In the early part of the 1980s, Chicago club DJs Frankie Knuckles and Ron Hardy – along with Chicago radio DJs “The Hot Mix 5” from the radio station WBMX-F played music that incorporated older disco music with newer European beats. Other effects such as drum machines and rhythmic electronic instrumentation were also sometimes added to create a unique sound.
The term “house music”, itself, is believed to have originated from the popular Chicago club called The Warehouse where DJ Frankie Knuckles played. At this club, DJ Knuckles played remixed versions of the classics – along with underground music from artists in the city. As it was the only place that would play that type of music in the city, many artists relied on the club for exposure. Meanwhile, at a local records store called Importes Etc, the music that DJ Knuckles played at the Warehouse was given a “as heard at the Warehouse” label. Eventually, they shortened this phrase to simply “House music” and patrons would visit the store looking for the newest house music. Thus, house became the word to describe the style of music played at “The Warehouse”. All that said , the recording “”It’s House” by Chip E. in 1985 may have further helped to label this electronic music form.

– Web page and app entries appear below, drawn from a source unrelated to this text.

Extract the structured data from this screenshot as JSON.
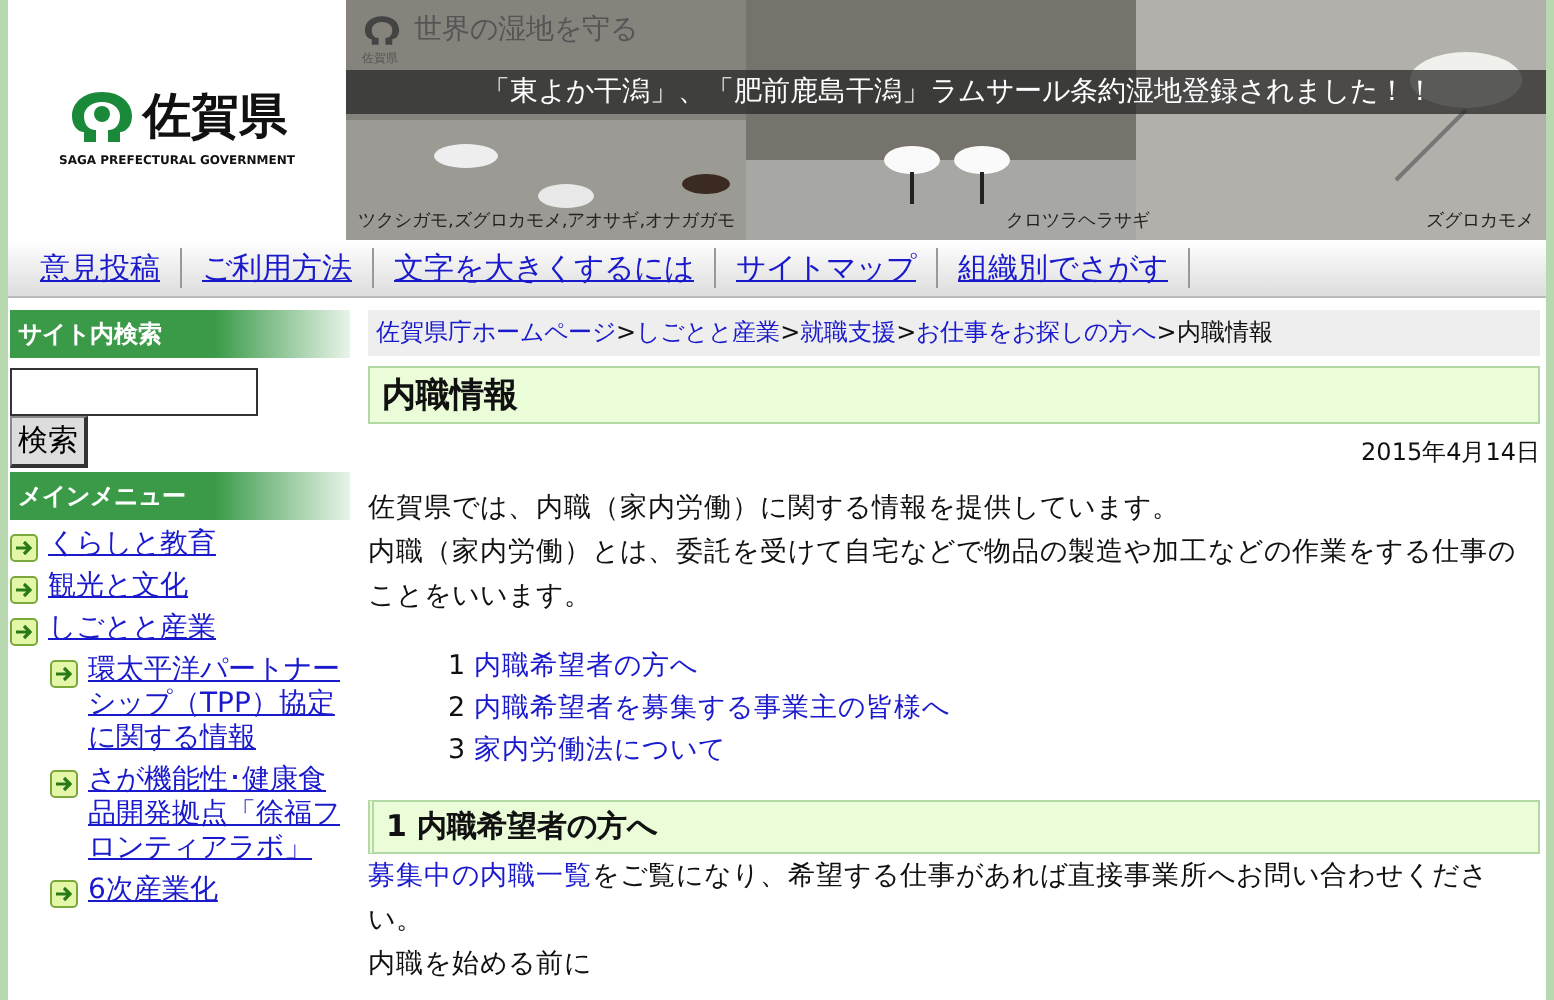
{
  "header": {
    "logo": {
      "name": "佐賀県",
      "subtitle": "SAGA PREFECTURAL GOVERNMENT"
    },
    "banner": {
      "kind": "picture",
      "tagline": "世界の湿地を守る",
      "tag_mark": "佐賀県",
      "headline": "「東よか干潟」、「肥前鹿島干潟」ラムサール条約湿地登録されました！！",
      "captions": [
        "ツクシガモ,ズグロカモメ,アオサギ,オナガガモ",
        "クロツラヘラサギ",
        "ズグロカモメ"
      ]
    }
  },
  "nav": [
    "意見投稿",
    "ご利用方法",
    "文字を大きくするには",
    "サイトマップ",
    "組織別でさがす"
  ],
  "sidebar": {
    "search_title": "サイト内検索",
    "search_button": "検索",
    "menu_title": "メインメニュー",
    "items": [
      {
        "label": "くらしと教育"
      },
      {
        "label": "観光と文化"
      },
      {
        "label": "しごとと産業",
        "children": [
          {
            "label": "環太平洋パートナーシップ（TPP）協定に関する情報"
          },
          {
            "label": "さが機能性･健康食品開発拠点「徐福フロンティアラボ」"
          },
          {
            "label": "6次産業化"
          }
        ]
      }
    ]
  },
  "breadcrumb": {
    "links": [
      "佐賀県庁ホームページ",
      "しごとと産業",
      "就職支援",
      "お仕事をお探しの方へ"
    ],
    "separator": ">",
    "current": "内職情報"
  },
  "title": "内職情報",
  "date": "2015年4月14日",
  "intro": [
    "佐賀県では、内職（家内労働）に関する情報を提供しています。",
    "内職（家内労働）とは、委託を受けて自宅などで物品の製造や加工などの作業をする仕事のことをいいます。"
  ],
  "toc": [
    {
      "number": "1",
      "label": "内職希望者の方へ"
    },
    {
      "number": "2",
      "label": "内職希望者を募集する事業主の皆様へ"
    },
    {
      "number": "3",
      "label": "家内労働法について"
    }
  ],
  "section": {
    "title": "1 内職希望者の方へ",
    "link": "募集中の内職一覧",
    "text": "をご覧になり、希望する仕事があれば直接事業所へお問い合わせください。",
    "next": "内職を始める前に"
  }
}
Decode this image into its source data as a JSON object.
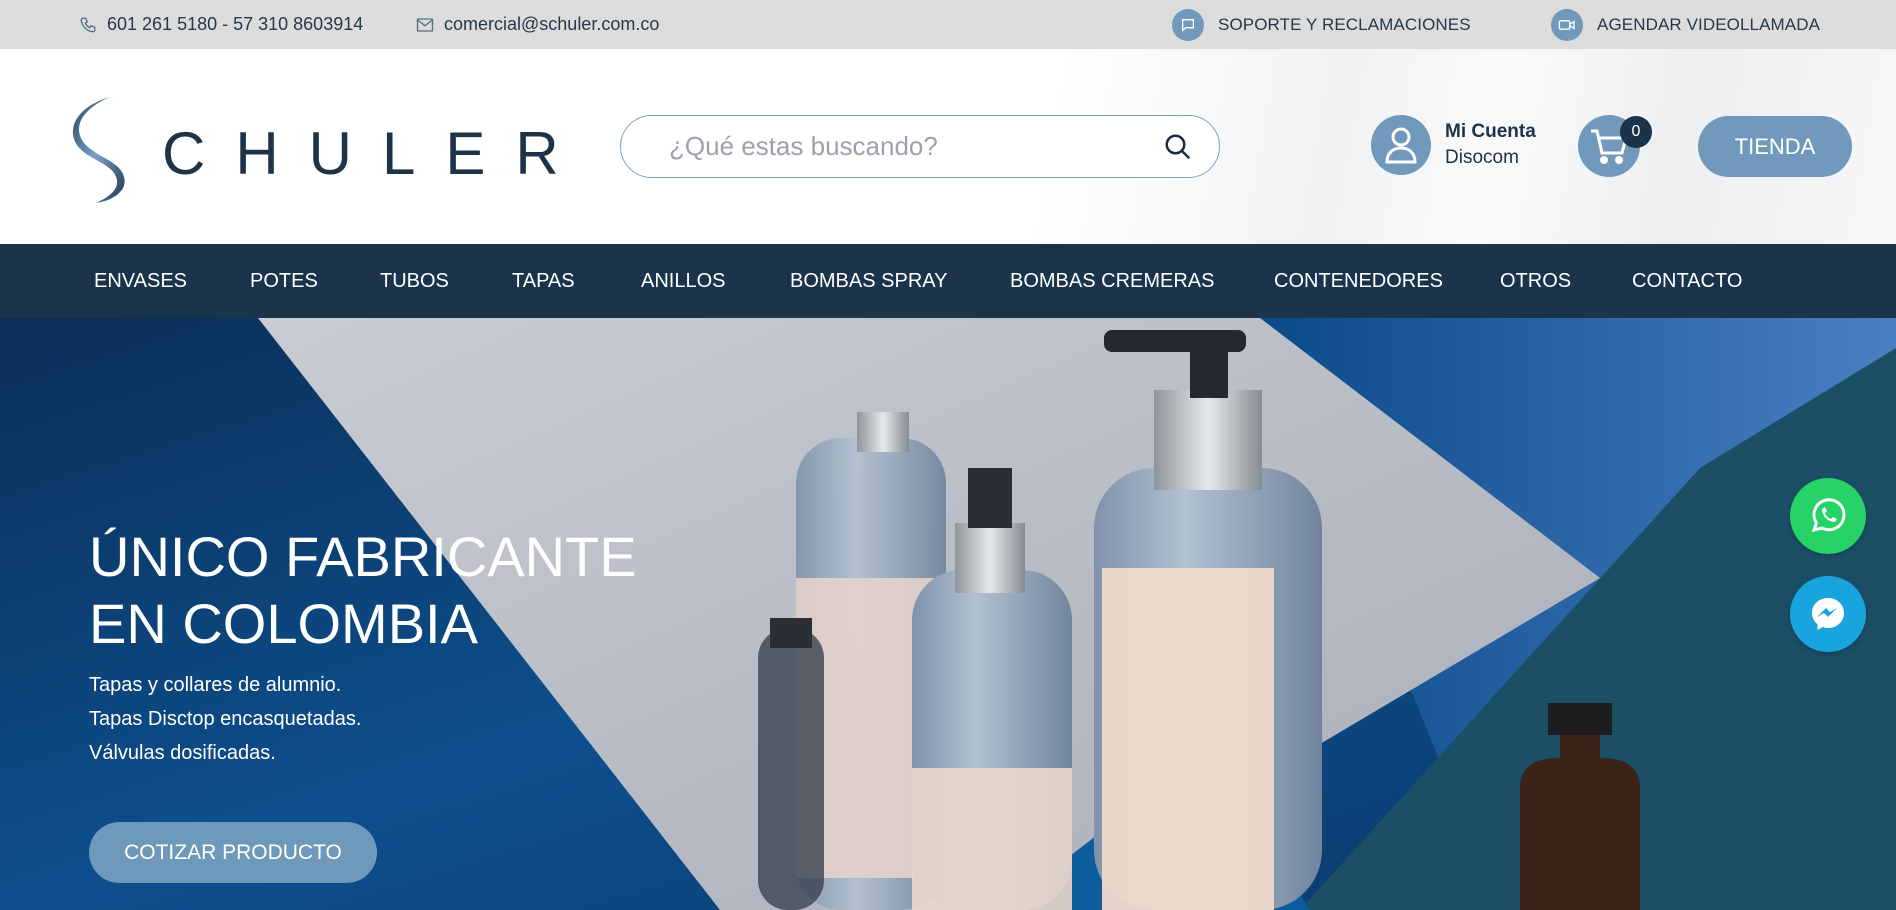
{
  "topbar": {
    "phone": "601 261 5180 - 57 310 8603914",
    "email": "comercial@schuler.com.co",
    "support": "SOPORTE Y RECLAMACIONES",
    "video_call": "AGENDAR VIDEOLLAMADA"
  },
  "header": {
    "logo_text": "CHULER",
    "search_placeholder": "¿Qué estas buscando?",
    "account_title": "Mi Cuenta",
    "account_user": "Disocom",
    "cart_count": "0",
    "shop_button": "TIENDA"
  },
  "nav": {
    "items": [
      "ENVASES",
      "POTES",
      "TUBOS",
      "TAPAS",
      "ANILLOS",
      "BOMBAS SPRAY",
      "BOMBAS CREMERAS",
      "CONTENEDORES",
      "OTROS",
      "CONTACTO"
    ]
  },
  "hero": {
    "title_line1": "ÚNICO FABRICANTE",
    "title_line2": "EN COLOMBIA",
    "lines": [
      "Tapas y collares de alumnio.",
      "Tapas Disctop encasquetadas.",
      "Válvulas dosificadas."
    ],
    "cta": "COTIZAR PRODUCTO"
  },
  "colors": {
    "accent": "#7099bb",
    "navy": "#1b334b",
    "whatsapp": "#25d366",
    "messenger": "#1aa4dd"
  },
  "icons": [
    "phone-icon",
    "mail-icon",
    "chat-icon",
    "video-icon",
    "search-icon",
    "user-icon",
    "cart-icon",
    "whatsapp-icon",
    "messenger-icon"
  ]
}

On August 10th of 2005, the mayor of Chicago declared a “House Unity Day” in Chicago to celebrate the 21st anniversary of house music and the 21st anniversary of the founding of the Chicago house label Trax Records. This event essentially recognized Chicago as the original home of house music. Over the following decade, various house music related events were founded during this time period – including Miami’s Winter Music Conference and the Shambhala Music Festival. Further, house music spread its appeal throughout the world and gained popularity in areas such as the Middle East.
That said, there are a wide variety of different styles of house music available to listeners. Some of the more popular styles of house include:
Deep House: originating in the 1980s, this style of house music originally incorporated Chicago house with a bit of soul music and 1980s jazz-funk music. Sometimes having an acoustic feel, these tracks generally have 120-130 beats per minute and are about seven to ten minutes in length.
Minimal House: also referred to as microhouse, this house music subgenre is influenced by minimalism and techno music from the 1990s. These tracks consist of about 130 beats per minute. That said, instead of drums, minimal house uses static, clicks, and related sounds. Sampling is often used to achieve these different sounds and effects.
Big Room House: developed In the early 2010s, this electro-house subgenre began to develop in the early 2010s. This style of music incorporates minimalist percussion drops, simple melodies, regular beats, sub-bass layers, etc and basically has the same track layout as a electro-house style of song
Tech House: is a type of subgenre of house music that mixes techno elements with house music. While tech-house utilises the general structure of house music, loud drum beats and jazz sounds are replaced with techno music elements that can include more synthetic sounds, louder snares, and related sounds. While some producers also add vocals, all tech house music tracks usually have a rich techno bassline throughout.
Electro House: Electro house is similar to tech house in that this house sub-genre contains similar elements that include a strong bassline. However, electro house also can include electro-influenced vocal and/or instrumental samples and electro-influenced synth elements. With a tempo of about 128 to 130 beats per minute, more modern songs also may feature a “dirty” bass sound.
Overall, the history of house music is an interesting one and simply reinforces the fact that house music will only continue to evolve and grow in the near future.